Some of the advice AdWords gives you looks a little suspect to me. If you’ll notice in this screen shot their advice is to delete this keyword. Admittedly, the keyword has a low quality score, and is currently inactive for search, but there are steps you can take before throwing in the towel. In fact this seems contradictory to one of Google’s sage pieces of advice: optimize, optimize, optimize.
If a keyword has a low quality score, you should get to work on writing better ad texts and revising your landing page so that it’s relevant to this keyword. Or you may need to restructure your account and tighten your keyword groupings. These are the steps to take before deleting keywords that are under performing.
Also, be wary of the question on the status page: Ad Showing? If the answer is yes, then all is well. But the answer can be ‘no’ for various reasons, and most of them are valid. However, your ad status can be marked ‘no’ if your ad is ranked off the first page. The majority of the time you will want your ad on the first SERP, but I have implemented strategies that utilized lower ad positions that were off the first page of results. Be careful when interpreting your keyword’s status.
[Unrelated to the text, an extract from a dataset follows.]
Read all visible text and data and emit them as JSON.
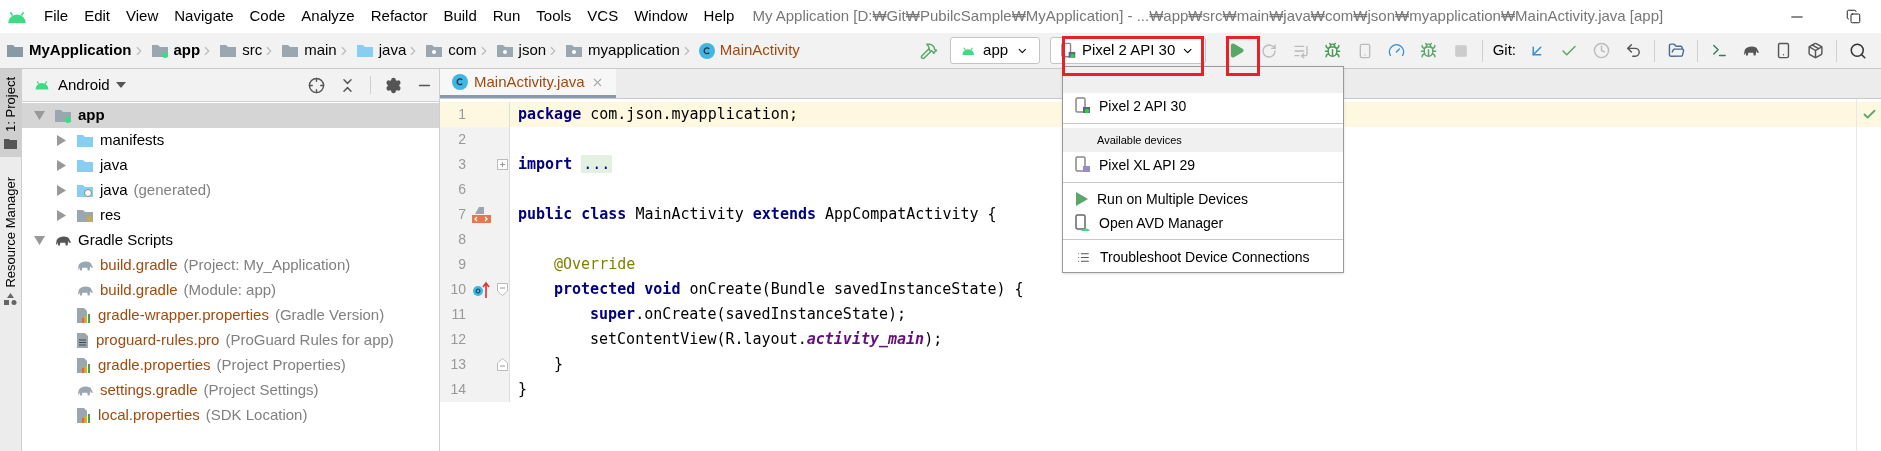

The Keyword Analysis Page is very helpful. It gives you more insight as to why your quality score may be low, or why your ads may not be displaying, and you can take corrective action. You should use this tool frequently in order to grease up the wheels of your campaign and enhance your performance, but don’t just blindly follow every suggestion given (like deleting keywords), use your own judgment as well.